GOAL OF THE EXERCISE
From the records below, copy each line that has the word "nonlinear" in it.
--- THE DATA Enclosed Below ---
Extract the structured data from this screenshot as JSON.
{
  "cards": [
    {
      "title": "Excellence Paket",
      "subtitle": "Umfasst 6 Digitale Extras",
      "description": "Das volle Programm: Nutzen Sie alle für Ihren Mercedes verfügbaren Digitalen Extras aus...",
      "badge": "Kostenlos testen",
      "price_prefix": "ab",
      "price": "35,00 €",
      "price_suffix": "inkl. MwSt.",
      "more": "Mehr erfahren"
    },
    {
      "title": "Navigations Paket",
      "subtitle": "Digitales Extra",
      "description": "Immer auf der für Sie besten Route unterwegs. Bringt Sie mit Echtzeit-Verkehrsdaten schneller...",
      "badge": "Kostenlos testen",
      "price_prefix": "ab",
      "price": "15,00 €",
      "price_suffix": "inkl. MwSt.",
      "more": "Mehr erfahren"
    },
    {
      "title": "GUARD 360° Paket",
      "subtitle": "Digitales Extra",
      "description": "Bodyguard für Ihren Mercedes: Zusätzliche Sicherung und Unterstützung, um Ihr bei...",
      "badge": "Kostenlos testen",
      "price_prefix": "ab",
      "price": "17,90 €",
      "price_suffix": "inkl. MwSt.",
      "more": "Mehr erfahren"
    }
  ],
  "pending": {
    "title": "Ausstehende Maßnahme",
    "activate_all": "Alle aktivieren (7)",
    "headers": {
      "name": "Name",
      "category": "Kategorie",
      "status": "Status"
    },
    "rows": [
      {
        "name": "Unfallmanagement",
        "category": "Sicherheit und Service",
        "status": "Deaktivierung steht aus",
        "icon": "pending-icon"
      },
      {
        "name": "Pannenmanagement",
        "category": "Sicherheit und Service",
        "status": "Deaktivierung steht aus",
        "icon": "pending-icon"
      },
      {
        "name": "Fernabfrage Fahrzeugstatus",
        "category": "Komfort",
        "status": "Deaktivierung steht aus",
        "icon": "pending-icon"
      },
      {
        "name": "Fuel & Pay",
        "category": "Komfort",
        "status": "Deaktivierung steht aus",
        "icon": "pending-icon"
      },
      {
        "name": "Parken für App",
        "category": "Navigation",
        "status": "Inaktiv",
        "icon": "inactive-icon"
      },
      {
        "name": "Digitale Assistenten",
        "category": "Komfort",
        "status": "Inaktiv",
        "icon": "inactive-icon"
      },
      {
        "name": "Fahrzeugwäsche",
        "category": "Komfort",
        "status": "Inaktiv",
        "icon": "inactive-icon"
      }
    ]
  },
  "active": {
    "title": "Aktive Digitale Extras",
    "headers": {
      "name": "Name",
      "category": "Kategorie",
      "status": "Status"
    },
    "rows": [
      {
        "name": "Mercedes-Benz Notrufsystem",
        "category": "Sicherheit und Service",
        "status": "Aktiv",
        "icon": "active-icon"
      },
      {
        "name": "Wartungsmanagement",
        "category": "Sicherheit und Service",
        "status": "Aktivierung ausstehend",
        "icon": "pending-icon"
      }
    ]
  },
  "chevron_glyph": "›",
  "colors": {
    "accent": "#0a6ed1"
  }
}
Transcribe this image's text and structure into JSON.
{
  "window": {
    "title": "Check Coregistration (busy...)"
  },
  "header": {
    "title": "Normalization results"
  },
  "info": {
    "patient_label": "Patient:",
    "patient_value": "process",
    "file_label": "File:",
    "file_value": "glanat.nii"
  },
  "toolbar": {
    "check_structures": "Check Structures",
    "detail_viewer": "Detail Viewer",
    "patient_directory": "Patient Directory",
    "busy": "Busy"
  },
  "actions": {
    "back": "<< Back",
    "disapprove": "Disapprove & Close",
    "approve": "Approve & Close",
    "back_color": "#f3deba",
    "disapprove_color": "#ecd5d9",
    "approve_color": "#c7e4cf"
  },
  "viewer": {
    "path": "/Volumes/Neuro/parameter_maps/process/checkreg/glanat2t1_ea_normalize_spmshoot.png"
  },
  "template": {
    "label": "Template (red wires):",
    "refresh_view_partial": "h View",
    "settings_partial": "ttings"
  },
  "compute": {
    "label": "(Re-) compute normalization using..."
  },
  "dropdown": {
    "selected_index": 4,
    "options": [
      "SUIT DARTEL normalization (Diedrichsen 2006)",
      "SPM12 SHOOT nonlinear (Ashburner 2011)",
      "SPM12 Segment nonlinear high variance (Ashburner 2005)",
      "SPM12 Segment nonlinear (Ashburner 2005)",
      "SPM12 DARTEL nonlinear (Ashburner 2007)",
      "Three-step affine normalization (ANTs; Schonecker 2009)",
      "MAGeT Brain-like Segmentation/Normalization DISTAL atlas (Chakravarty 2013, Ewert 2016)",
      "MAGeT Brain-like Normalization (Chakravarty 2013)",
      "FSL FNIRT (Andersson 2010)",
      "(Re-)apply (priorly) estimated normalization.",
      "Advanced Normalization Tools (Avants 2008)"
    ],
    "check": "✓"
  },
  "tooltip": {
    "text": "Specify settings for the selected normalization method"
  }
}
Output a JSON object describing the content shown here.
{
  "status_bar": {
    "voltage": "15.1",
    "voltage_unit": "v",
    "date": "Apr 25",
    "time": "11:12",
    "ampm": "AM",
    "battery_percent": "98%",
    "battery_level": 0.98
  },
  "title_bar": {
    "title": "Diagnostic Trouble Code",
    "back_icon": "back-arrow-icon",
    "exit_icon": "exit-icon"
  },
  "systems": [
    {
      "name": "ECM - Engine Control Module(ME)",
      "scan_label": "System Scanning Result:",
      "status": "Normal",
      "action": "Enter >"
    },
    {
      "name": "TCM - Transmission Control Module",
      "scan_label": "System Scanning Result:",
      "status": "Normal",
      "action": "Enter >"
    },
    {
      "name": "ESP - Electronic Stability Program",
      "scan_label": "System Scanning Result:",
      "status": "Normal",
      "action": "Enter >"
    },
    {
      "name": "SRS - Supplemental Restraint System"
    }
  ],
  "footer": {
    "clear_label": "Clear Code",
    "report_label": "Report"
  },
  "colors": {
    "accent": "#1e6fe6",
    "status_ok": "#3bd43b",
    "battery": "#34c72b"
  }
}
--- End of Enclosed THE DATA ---
EXERCISE RESULT
      "SPM12 SHOOT nonlinear (Ashburner 2011)",
      "SPM12 Segment nonlinear high variance (Ashburner 2005)",
      "SPM12 Segment nonlinear (Ashburner 2005)",
      "SPM12 DARTEL nonlinear (Ashburner 2007)",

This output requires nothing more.